The Surprising Backers of Obama's FCC Pick

Brian Fung

It's official: Obama has just nominated Tom Wheeler to be America's next top telecom regulator. Wheeler, a former wireless and cable lobbyist, might on paper be seen as a boon to industry and a blow to public-interest groups. The fear among critics is that Wheeler's ties to big business could threaten consumers. But in fact, the battle lines on Wheeler's confirmation process aren't hardening in a predictable way at all.

Consumer advocates themselves are somewhat divided on the pick.
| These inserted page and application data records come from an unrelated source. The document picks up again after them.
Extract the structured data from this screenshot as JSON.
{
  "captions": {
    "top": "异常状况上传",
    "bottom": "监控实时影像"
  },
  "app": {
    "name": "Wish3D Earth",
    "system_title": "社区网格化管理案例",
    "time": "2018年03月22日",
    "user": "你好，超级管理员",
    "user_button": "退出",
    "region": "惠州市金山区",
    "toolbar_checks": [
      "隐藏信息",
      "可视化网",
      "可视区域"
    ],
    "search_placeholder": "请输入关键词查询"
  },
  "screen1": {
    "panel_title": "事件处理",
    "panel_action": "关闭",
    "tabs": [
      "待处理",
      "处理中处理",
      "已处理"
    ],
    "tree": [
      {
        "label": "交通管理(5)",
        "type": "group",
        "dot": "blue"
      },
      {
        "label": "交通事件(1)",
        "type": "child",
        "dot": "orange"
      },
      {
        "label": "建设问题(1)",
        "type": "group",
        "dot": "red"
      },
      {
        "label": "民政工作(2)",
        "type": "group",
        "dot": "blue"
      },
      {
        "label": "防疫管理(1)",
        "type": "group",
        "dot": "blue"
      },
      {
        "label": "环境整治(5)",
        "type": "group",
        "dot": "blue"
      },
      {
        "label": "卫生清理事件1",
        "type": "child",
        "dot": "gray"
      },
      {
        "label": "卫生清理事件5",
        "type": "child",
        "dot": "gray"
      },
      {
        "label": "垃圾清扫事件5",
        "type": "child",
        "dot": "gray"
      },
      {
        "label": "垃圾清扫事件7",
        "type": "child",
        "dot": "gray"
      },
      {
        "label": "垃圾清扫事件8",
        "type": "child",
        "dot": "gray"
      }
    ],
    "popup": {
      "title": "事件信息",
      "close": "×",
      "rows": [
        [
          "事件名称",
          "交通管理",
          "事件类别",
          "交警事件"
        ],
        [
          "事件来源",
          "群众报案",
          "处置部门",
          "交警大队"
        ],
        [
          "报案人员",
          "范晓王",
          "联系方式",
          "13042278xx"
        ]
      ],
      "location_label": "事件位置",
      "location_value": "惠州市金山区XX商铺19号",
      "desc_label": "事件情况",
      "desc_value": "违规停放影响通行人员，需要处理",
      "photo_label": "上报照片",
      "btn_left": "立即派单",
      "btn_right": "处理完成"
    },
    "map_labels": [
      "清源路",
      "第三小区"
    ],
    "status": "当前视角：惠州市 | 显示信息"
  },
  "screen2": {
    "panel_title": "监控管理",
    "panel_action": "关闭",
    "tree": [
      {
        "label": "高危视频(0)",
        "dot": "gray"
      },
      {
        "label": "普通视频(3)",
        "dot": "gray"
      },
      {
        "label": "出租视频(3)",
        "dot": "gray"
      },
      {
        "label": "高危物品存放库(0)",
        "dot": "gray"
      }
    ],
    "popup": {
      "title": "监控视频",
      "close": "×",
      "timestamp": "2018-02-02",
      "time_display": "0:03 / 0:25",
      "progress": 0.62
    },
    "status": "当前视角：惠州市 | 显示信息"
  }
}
On Tuesday, Sascha Meinrath of the New America Foundation said he was "skeptical" of Wheeler's ability to "[hold] his former clients accountable." At the same time, a number of high-profile influentials have spoken out in Wheeler's favor -- including Susan Crawford, a professor at Cardozo Law School who was said to be in the running for FCC chair herself.

Crawford often finds herself at odds with industry in her role as an outspoken defender of consumers, making the split among public-interest groups all the more noteworthy. But Gigi Sohn, the president and co-founder of Public Knowledge, said Wheeler's left-wing critics simply don't know him well enough and that he's intent on being more than just a "traffic cop" at the FCC.

"They've never worked with Tom Wheeler," said Sohn. "They're just going off his resume. And I just don't think a resume tells you everything."

Sohn was quick to downplay the divide among consumer advocacy groups, but as a parting shot drew comparisons between Wheeler and sitting commissioner Mignon Clyburn, whom many initially opposed over her ties to AT&T and her father, Rep. Jim Clyburn.

"We were convinced she was going to be a shill for Amazon and an AT&T toadie," said Sohn. "We assumed the worst about Clyburn and we were totally wrong."

Obama's decision also sets up a theoretical confrontation with Senate Democrats, who rallied not behind Wheeler but behind a sitting commissioner, Jessica Rosenworcel. Last month, Commerce Committee chairman Sen. John Rockefeller and dozens of his colleagues sent a letter to the president recommending Rosenworcel for the top FCC post. Yet there, too, Wheeler's name brings with it a sense of inevitability. Despite both the opportunity and a motive for making Wheeler's confirmation a difficult process, Rockefeller isn't likely to stand in the way.

"The lobbying stuff was a little overhyped," said a top Senate aide. "Rather than just making handshakes and deals, he actually grew the industry. Every candidate for the job had their own advocates, but it's up to the president to decide what he wants to do."